Unfortunately, the program has 28 dam-safety personnel, down slightly from 30 a decade ago. That’s the bad news.
There have been efforts to mitigate the threat from high-risk dams. Under a decade-old program known as H2O PA, the state has issued 19 grants for unsafe high-hazard dams, funding projects valued at a total of $50 million. Democratic Gov. Tom Wolf’s infrastructure proposal would steer additional grant money to upgrade dams.
That money must be approved and spent. Yes, spending taxpayer money is never a popular topic for politicians, but our representatives have a simple choice.
They can spend a little for prevention and safety now, or pay a whole lot more later, in both property damage and, much more importantly, lost lives.
We need to make a serious commitment to fix this issue. An ounce of prevention now may save us a pound of cure in the future.
Multiple crews were dispatched to a house fire in Somerset County Sunday night. According to crews on scene, the call came in around 8:00 p. m. to a house fully engulfed in the 600 block of Sheep Ridge Drive in Somerset Township. The fire chief said crews had to use a crane to get into other parts of the home to battle the blaze. The home was torn down after the fire was extinguished. Everyone inside the home was able to get out safely, crews said.
Police are searching for the driver who struck a man in a crosswalk in Pittsburgh and then drove off.
The incident happened around 4:40 a.m. Monday near the intersection of Frankstown Avenue and Fifth Avenue, in the area of Pittsburgh’s Homewood West and Larimer neighborhoods.
The man was taken to the hospital in critical condition.
Police said witnesses described the vehicle involved as a dark-colored car that was spotted heading in the direction of Fifth Avenue and Penn Avenue.

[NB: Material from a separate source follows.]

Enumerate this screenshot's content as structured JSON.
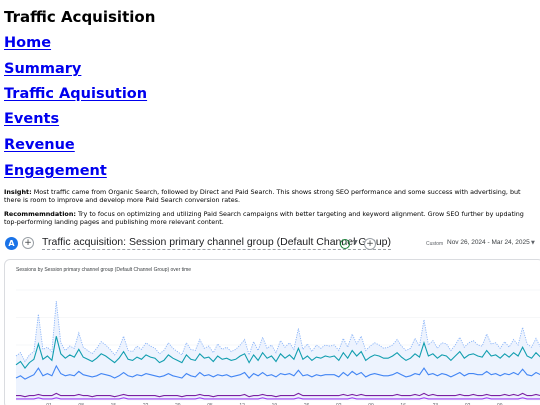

PITTSBURGH (KDKA) — A man is facing several charges after police found a large amount of marijuana, crack cocaine, and a loaded weapon during a traffic stop in Bellevue.

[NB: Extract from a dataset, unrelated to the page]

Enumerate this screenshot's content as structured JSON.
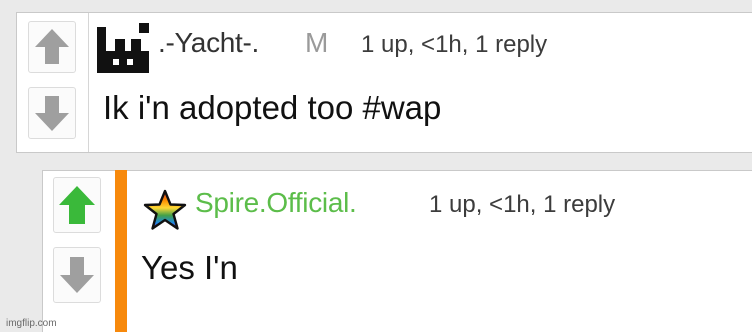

Police pulled over Christian Nichols and Amanda Berry on California Avenue and during the process of the traffic stop, police say the two made furtive movements in an effort to hide items in the center console.
A stand-off at a Hong Kong university campus has led to fiery clashes overnight, as hundreds of protesters tried to repel a police advance.
Large fires broke out at entrances to the Polytechnic University (PolyU), where protesters hurled petrol bombs and shot arrows from behind barricades.
Officers earlier warned they could use live ammunition if protesters did not stop attacking them using such weapons.
Months of anti-government protests have caused turmoil in the city.
The latest violence is some of the worst the semi-autonomous Chinese territory has seen since the movement began.
The police have become targets for radical demonstrators, who accuse them of excessive force.
Demonstrators have been occupying the PolyU for days. Fresh clashes erupted on Sunday, with tear gas and water cannon being met with petrol bombs, bricks and other improvised weapons.
A police media liaison officer was wounded in the leg with an arrow on Sunday.
Police responded to the Wendy’s on Sunset Boulevard for a juvenile who employees say regularly sits in the dining room during the day. Employees told police they thought he may have been repeatedly skipping school.
According to police reports, when an officer arrived at the restaurant and saw the male juvenile he determined he had a warrant out of Mahoning County.
When police searched his backpack they found a pistol loaded with two live cartridges and more ammunition was found in a medicine bottle.
The juvenile is being held in juvenile detention without bond.
Woman was rescued from vehicle by firefighters
PITTSBURGH —Pittsburgh Police said a woman fell asleep behind the wheel and crashed her SUV early Sunday morning.
It happened near the intersection of Washington Blvd and Allegheny River Blvd.
The SUV flipped onto its roof.
The woman was trapped inside and rescued by firefighters.
She was taken to the hospital for treatment.